  1. noahbody

    Interesting. The battery did fine. The torque vs speed tradeoff is a tough one.

    September 12, 2016
    1. Munkyman

      It’s okay I’m seeking it’s limits so I don’t oversell the bike, I need to know it’s limits when it’s being ridden by a reasonably average rider. A 12% grade is too much but, 5% may be fun.

      September 12, 2016
      1. noahbody

        I see. So you are aiming it at the average rider. That is good. A bigger user base.

        September 12, 2016
        1. Munkyman

          I have 3 aims, the young adult who needs a commuter vehicle but, can’t afford parking, insurance, trying to find a gas station in their city. The urban professional who has a desire to commute but, can’t show up to work stank nasty & drenched in sweat & the fact is they can do their commute faster on a bike than they can by train or car/cab. The one I’m most hopeful for is the retirement market that wants to stay active but, knows they need some help & want to not have to call for it… the old guy can ride a bike but, if he tried to climb the hill down the street on the way home he could have a heart attack but, with the assist he can be far more assured of a safe climb.

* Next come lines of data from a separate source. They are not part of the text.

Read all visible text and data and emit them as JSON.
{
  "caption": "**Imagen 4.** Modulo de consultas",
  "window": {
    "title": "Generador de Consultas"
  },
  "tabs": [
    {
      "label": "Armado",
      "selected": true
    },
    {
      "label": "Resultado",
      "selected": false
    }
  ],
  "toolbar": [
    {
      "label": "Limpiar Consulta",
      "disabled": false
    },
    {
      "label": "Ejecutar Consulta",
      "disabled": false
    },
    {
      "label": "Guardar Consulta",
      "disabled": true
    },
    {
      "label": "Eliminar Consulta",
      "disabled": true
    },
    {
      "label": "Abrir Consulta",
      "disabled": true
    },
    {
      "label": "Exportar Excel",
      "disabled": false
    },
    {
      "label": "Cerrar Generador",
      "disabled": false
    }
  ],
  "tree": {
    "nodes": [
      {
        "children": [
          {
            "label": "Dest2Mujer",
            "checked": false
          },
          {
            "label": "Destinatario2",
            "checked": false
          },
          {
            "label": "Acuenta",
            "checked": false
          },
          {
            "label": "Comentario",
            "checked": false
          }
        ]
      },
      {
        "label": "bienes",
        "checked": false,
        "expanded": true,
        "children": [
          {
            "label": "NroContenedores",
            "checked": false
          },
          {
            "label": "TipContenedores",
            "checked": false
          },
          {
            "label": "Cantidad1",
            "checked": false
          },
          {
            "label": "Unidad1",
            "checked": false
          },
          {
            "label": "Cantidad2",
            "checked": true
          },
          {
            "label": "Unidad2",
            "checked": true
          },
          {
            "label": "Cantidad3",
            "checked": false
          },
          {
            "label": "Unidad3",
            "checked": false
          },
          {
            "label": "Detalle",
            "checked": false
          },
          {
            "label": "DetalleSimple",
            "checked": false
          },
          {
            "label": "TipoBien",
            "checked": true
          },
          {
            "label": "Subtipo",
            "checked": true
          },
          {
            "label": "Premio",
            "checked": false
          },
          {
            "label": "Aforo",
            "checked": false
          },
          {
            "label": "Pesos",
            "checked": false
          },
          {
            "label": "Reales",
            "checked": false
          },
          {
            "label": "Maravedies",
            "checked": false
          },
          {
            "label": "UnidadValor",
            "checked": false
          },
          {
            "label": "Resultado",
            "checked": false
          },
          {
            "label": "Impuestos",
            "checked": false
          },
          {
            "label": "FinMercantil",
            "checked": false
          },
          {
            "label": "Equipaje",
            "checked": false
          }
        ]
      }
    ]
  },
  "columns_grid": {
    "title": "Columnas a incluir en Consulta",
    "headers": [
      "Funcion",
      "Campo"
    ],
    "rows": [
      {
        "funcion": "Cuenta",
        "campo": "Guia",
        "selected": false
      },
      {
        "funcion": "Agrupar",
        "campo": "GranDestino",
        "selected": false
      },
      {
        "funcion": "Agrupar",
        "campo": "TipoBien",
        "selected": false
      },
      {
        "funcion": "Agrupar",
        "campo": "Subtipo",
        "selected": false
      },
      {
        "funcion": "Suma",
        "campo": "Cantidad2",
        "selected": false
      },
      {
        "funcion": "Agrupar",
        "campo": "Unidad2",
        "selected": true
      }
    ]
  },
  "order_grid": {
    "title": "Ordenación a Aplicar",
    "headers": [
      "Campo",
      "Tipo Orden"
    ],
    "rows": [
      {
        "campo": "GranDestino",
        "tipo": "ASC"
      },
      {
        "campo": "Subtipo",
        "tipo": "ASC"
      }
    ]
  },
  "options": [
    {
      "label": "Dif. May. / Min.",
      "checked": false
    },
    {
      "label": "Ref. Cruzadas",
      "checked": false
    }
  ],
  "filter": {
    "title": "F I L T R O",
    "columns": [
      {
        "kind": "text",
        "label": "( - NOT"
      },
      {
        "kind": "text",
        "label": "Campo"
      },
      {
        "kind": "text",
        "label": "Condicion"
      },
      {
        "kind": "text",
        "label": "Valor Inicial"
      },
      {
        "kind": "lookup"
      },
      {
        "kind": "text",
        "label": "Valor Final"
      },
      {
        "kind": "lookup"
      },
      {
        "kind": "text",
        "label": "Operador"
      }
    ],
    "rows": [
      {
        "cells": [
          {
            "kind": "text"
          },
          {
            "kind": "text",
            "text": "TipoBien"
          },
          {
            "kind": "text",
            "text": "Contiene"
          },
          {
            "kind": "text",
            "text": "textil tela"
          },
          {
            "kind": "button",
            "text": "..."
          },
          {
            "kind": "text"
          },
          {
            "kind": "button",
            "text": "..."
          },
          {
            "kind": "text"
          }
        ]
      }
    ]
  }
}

          September 12, 2016
        2. Munkyman

          People who want to get normal results from far less input & then to be “superman” with normal effort.

          September 12, 2016
          1. noahbody

            The older crowd is a good target. Smart…

            September 12, 2016
            1. Munkyman

              The next gen is more affordable sized bikes & a far more lux custom job. I’d like to add to that a higher torque model for hills & one for heavy loads in year 3. After that it’s about recreational mobility equipment to help people who have medical impairments live fuller lives through electric assistance.

              September 12, 2016
          2. noahbody

            Big plans… I wish you luck

            September 12, 2016
            1. Munkyman

              It’s a ladder one rung at a time.

              September 12, 2016